'I was nervous at first' - Together For Yes canvassers share experiences
The grass-roots movement to repeal the 8th mobilised thousands of people all over the country, the majority of whom had no previous experience in activism.
Many of these people were women who similarly turned up to vote in numbers never seen before. It's been estimated that on an average, there were between five to seven thousand people out canvassing for a yes vote on each canvassing night. The campaigners came from all communities and political affiliations.
Interested to know about these first-time campaigners, I put a call out for people to share their stories with me. I was inundated with responses, overwhelmingly from women who have now become passionate activists keen to create social change in Ireland.
For many women, social media was their first introduction to activism.
"I was reading and sharing more and more online. As it became clear that there would definitely be a referendum I suppose I upped my game".
Sandra Power, from Waterford, used her blog to promote pro-choice pieces and information.

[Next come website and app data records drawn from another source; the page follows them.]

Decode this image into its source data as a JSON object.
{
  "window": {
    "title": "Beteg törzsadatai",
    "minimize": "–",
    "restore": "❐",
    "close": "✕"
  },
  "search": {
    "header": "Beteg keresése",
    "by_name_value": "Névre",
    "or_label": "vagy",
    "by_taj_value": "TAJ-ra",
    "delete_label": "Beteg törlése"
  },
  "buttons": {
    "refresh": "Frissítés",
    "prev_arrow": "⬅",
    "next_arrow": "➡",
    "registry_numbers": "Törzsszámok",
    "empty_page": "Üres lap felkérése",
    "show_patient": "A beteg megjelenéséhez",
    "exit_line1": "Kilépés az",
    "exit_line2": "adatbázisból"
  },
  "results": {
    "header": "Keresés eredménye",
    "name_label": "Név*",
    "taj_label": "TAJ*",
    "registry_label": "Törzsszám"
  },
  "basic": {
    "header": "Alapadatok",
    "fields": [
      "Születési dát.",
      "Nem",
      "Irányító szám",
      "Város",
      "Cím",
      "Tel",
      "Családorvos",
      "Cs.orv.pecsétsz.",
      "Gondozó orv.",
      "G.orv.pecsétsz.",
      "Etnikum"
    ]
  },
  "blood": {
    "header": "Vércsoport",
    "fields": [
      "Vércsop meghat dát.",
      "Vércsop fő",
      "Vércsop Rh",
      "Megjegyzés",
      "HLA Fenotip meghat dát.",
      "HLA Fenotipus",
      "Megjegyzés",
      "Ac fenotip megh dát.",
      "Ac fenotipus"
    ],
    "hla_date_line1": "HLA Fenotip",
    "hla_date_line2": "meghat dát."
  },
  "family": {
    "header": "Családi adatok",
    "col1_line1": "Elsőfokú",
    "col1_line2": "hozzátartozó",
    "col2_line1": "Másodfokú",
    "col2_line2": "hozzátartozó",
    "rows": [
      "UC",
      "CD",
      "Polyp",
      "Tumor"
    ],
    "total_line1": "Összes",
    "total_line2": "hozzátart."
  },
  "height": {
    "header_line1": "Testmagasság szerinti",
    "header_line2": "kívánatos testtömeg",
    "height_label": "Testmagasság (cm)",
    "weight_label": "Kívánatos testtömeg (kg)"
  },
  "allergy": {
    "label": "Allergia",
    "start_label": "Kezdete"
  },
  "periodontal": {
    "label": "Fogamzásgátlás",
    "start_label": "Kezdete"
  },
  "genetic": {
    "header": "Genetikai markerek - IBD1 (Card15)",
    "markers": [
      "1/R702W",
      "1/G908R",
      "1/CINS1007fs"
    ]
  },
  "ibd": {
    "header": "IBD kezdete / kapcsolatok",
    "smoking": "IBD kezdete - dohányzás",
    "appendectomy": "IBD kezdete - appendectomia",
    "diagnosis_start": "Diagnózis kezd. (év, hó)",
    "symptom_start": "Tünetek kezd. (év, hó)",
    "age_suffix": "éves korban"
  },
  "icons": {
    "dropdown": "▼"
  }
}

"I wrote some blogs and shared a lot of articles (especially those from the In Her Shoes Facebook page), the natural progression for this was to attend events."
Geena O'Keeffe from Kilkenny says she began to feel dissatisfied with just sharing things on Facebook.
"I wanted to talk to real people and see if I could make real changes. Even one conversation that could help inform one person who was confused by the misinformation from the pro-life side was a win in my eyes."
Many women said they initially felt nervous about becoming involved beyond posting on social media. Fiona Ní Laighléis from Galway said it took her a few weeks to gather the courage to canvass. She says that the more she spoke with friends about the issue, the more passionate she became.
"I wanted to be a part of changing society. There are so many things I am passionate about, how rape victims are treated, direct provision, the underlying current of sexism in society in general. I think the whole community aspect of Together for Yes made it a lot easier to slot into activism. Activism for beginners one might say."
Personal experience of having travelled to England for an abortion as a teenager prompted Deborah from Bray to get involved. However, she says she felt nervous about the backlash she might encounter for canvassing.
"I felt like I had a target on my head for people who felt being aggressive and violent was completely justified. I wasn’t wrong to feel this way. I got doors slammed in my face. I got jeered at. I got called a murderer in the street regularly. Told I was a disgrace. One man asked me “where are you opening your abattoir?”."
Deborah says she feels "fantastic and elated" about the result of the referendum as she did not feel Ireland was a safe place for pregnant people with the 8th in place.
"I promised myself, if this referendum did pass, I would be able to have another child. So, my family planning revolved around this referendum."
Elizabeth Kavanagh from Wexford says she initially didn't feel confident about canvassing but felt the issue too important not to help out. Despite her reservations, she says she found she loved canvassing and particularly enjoyed the sense of solidarity.
"I felt I was making a difference by giving people the correct information. I really felt it was an important issue."
Some women remained nervous of canvassing but felt so strongly about the issue that they did it anyway. Laois woman Cliodhna said:
"It took me ages to summon the courage to canvas. But once I got going I felt a strong sense of purpose, determination, and kinship with the amazing women I met. The nerves never left me. I felt physically ill the two weeks prior to the referendum."
Sinead from Wicklow canvassed with Wicklow Together For Yes.
"I went from thinking I might canvas to living & breathing all my energy into getting a Yes. A part of me still can’t believe I did it, it’s not really like me to put myself out in front of people, I was nervous at first about aggression at the doors. That was gone by the end of the first night... and I canvassed every day for the next seven weeks!"
Dublin grandmother Trish Doyle was worried people would think she was too old to have an opinion on the 8th amendment but felt that she wanted to make Ireland safer and better for future generations. She says she feels:
"incredibly proud, incredibly relieved and incredibly humbled by the amount of work so many people have done to get this across the line. I feel by being a part of it I am leaving my granddaughters the best legacy anyone can leave the next generation."
For Deb Crawley O'Neill, canvassing for repeal lead to her joining a political party.
"I started attending local SocDem meetings, helping out where I could. When I found I was coping quite well with the extra load, I got more involved with Meath ARC too, mostly online to begin with. Next thing you know I was at every march, organised the plane to fly over the International Women's Day March, and as part of Together for Yes, I canvassed, organised stalls and leafleted every week in the run-up to the referendum. I'll be staying active, there's so much more to do!"